JP Morgan Chase Bank (JPMC) says it sought and got the approval of UK anti-fraud agencies before transferring funds to Malabu Oil & Gas Ltd from the sale of OPL 245 to Shell and ENI in 2011.
The bank, in its opening submissions for trial at the Business and Property Courts of England and Wales Commercial Court, said it sought consent from the UK Serious Organised Crime Agency (SOCA), which considered the request in tandem with the Metropolitan Police Service’s Economic and Specialist Crime Proceeds of Corruption Unit.
“SOCA told JPMC that it was engaging with a UK law-enforcement officer based in Nigeria and the UK High Commission in Nigeria as part of its investigation,” it said.
“SOCA, which had access to far more information about the relevant events than JPMC did, gave its consent for JPMC to make the payment.” JPMC said the payment requests were subjected to “a high degree of scrutiny within JPMC”.
“As will appear, despite its limited role in relation to the 2011 settlement, JPMC went to considerable lengths to ensure that the payments it was asked to make were correctly authorised and should be made. That involved a large number of the bank’s personnel, many very senior, in the UK, US and Nigeria,” it said.
“For example, JPMC attended meetings with senior representatives of the FGN in Nigeria to conduct the necessary “know your customer” (“KYC”) checks and to verify the authorised signatories for the Depository Account. JPMC understood that the purpose of the Resolution Agreements was to settle the long-running disputes about OPL 245 and that President Jonathan had personally approved the settlement.”

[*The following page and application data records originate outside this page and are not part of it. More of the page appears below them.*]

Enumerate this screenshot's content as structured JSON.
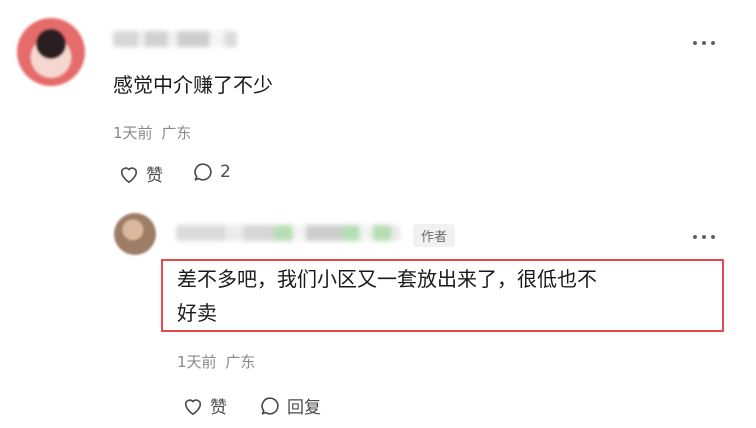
{
  "comment": {
    "text": "感觉中介赚了不少",
    "time": "1天前",
    "location": "广东",
    "like_label": "赞",
    "reply_count": "2"
  },
  "reply": {
    "author_badge": "作者",
    "text_line1": "差不多吧，我们小区又一套放出来了，很低也不",
    "text_line2": "好卖",
    "time": "1天前",
    "location": "广东",
    "like_label": "赞",
    "reply_label": "回复"
  },
  "colors": {
    "highlight_border": "#e24a4f",
    "text_primary": "#1a1a1a",
    "text_meta": "#8a8a8a"
  },
  "icons": [
    "heart-icon",
    "comment-bubble-icon",
    "more-dots-icon"
  ]
}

Shell and ENI paid a total of $1.3 billion to Nigeria’s account at JP Morgan — $801 million to Malabu, the original OPL 245 llottees, and $210 million as signature bonus to the federal government.
Nigeria is seeking $1.7 billion from JP Morgan for allegedly failing in its Quincecare duty which, the country says, would have revealed that the deal was a “fraudulent and corrupt scheme” .
An Italian court in March 2021 dismissed all charges of corruption in the transaction, discharging and acquitting all the defendants, including Shell, ENI and Dan Etete.
The US Department of Justice (DoJ) previously investigated the OPL 245 deal and announced in October 2019 that it was closing the case.
In April 2020, the US Securities and Exchange Commission also closed investigation into the controversial deal after it could not prove fraud or corruption.